The Darling Downs PPE project mitigated some of the early PPE shortages for healthcare workers in the Toowoomba and wider area during the March-May period in 2020.  Makers around the world launched PPE projects, and the Darling downs area was no exception, creating face shields that could be 3D printed and laser cut.  These shields are a critical protection for healthcare workers who are treating contagious coughing and sneezing patients, protecting the eyes, nose and mouth from droplets.
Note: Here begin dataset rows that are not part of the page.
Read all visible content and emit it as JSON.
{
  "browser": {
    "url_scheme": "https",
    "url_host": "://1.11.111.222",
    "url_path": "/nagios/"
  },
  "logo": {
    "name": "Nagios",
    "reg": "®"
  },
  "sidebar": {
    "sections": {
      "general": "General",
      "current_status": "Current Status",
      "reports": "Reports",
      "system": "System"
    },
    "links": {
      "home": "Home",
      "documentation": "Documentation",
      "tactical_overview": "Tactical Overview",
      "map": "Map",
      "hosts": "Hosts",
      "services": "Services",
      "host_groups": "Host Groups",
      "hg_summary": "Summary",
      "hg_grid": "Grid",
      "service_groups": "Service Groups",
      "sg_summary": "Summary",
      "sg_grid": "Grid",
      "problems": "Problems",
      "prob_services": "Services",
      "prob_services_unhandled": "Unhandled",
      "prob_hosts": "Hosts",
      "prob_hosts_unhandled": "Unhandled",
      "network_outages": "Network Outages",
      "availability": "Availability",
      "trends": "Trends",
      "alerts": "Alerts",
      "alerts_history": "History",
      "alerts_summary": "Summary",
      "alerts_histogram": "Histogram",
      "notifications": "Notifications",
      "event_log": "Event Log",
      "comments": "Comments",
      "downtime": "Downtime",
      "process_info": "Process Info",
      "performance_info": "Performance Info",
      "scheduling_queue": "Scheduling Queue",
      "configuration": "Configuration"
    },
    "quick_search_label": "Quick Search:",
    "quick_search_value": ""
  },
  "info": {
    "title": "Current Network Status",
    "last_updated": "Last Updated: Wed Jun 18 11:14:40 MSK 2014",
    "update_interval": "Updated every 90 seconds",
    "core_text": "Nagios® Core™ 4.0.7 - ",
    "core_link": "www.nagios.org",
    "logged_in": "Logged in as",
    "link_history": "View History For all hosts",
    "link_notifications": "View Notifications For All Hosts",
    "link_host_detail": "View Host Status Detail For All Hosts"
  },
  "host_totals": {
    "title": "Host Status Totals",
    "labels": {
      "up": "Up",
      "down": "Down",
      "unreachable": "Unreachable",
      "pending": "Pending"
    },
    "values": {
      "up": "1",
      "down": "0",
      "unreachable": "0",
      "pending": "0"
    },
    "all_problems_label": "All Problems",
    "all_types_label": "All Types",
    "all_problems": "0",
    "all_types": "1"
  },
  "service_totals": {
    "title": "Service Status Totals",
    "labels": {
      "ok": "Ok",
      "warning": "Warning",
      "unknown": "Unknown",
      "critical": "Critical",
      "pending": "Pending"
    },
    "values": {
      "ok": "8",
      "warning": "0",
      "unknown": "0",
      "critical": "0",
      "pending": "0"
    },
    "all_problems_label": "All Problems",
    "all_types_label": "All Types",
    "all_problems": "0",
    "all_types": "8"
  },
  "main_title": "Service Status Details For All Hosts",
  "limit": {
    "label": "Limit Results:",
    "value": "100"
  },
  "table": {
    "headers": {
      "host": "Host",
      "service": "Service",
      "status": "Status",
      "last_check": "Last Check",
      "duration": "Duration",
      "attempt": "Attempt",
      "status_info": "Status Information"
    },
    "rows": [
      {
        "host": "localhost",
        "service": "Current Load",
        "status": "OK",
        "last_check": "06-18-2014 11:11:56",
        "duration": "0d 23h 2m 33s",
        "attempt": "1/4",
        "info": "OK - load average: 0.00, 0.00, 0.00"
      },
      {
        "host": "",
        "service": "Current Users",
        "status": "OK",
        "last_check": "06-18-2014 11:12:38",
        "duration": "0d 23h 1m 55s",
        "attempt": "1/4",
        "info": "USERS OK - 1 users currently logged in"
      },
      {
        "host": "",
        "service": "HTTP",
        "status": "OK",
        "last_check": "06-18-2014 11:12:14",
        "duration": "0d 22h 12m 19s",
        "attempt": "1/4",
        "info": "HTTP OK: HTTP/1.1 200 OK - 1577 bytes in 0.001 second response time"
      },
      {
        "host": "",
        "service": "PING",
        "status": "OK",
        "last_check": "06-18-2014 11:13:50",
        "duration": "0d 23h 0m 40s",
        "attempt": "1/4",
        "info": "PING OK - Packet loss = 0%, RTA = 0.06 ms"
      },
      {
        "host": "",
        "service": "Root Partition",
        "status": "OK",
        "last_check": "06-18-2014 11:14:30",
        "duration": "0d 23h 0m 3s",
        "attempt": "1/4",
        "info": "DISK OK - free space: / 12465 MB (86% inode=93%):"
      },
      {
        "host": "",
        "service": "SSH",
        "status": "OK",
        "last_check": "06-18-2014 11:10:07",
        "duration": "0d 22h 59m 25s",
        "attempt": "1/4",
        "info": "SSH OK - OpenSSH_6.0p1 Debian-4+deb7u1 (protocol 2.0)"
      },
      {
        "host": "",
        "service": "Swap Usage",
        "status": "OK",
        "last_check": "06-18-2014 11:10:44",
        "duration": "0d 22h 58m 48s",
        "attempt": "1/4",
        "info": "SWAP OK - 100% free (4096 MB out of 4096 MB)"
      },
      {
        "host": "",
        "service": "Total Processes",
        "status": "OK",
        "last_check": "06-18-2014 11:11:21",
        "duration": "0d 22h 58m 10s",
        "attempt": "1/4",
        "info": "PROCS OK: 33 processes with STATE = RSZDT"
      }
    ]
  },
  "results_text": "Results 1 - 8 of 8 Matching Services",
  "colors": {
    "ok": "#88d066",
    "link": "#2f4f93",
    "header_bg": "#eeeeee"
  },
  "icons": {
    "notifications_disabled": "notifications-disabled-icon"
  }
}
In March 2020, the PPE shortage for masks was very real in our local Toowoomba area.  After inquiries from Darling Downs Health, the project began to respond to the local need.  As the project began, doctors in the local area came forward, describing real shortages in our local area.  I realised that we had to pull together a strong team of community stakeholders to respond to this need on a fast timeline. 

Toowoomba is the main regional hub for many rural Queensland towns, including Chinchilla, Warwick, Dalby, Roma, Miles and others.  Toowoomba health care providers needed to be ready to not only respond to the local need, but the overflow need from these smaller practices in rural areas. 

COVID-19 is known to be asymptomatic, and while testing services were still being set up, a spread could occur very quickly in an unready, underprepared area.  We could not let our healthcare workers become compromised and be unable to respond to a growing demand.

Despite setbacks and roadblocks around legalities and funding, the DDPPE team was able to create shield prototypes for Darling Downs Health and rollout a ‘free face shields’ program within three weeks. 

The project drew media recognition, including an article in the Chronicle Online, an article in the Chronicle newspaper, 7 News coverage and feature in the USQ News & VC Newsletter.  I also wrote an article on the face shields project for DIYODE Magazine.

In total, 370 face shields were created for hospitals, aged care homes and healthcare providers in the Darling Downs and wider rural areas.  This collaborative project came together with partners from USQ, Ellipsis Media, Reality 3D printing, Seven Springs Medical and Vital Image Graphics laser cutting.  This project had a number of project collaborators and stakeholders, including the Public Health Network, Darling Downs Health, Toowoomba Hospital Foundation, TSBE and many healthcare providers who requested equipment.   

While mass manufacturing of face shields is now in place, this project shows how our local manufacturers can step up and provide an agile response to supply chain need with new technologies. 3D printing and laser cutting technologies are a fast and high quality way to produce prototypes and products with a fast turnaround.  The project is no longer active, but the team remains in contact in the event of an arising need.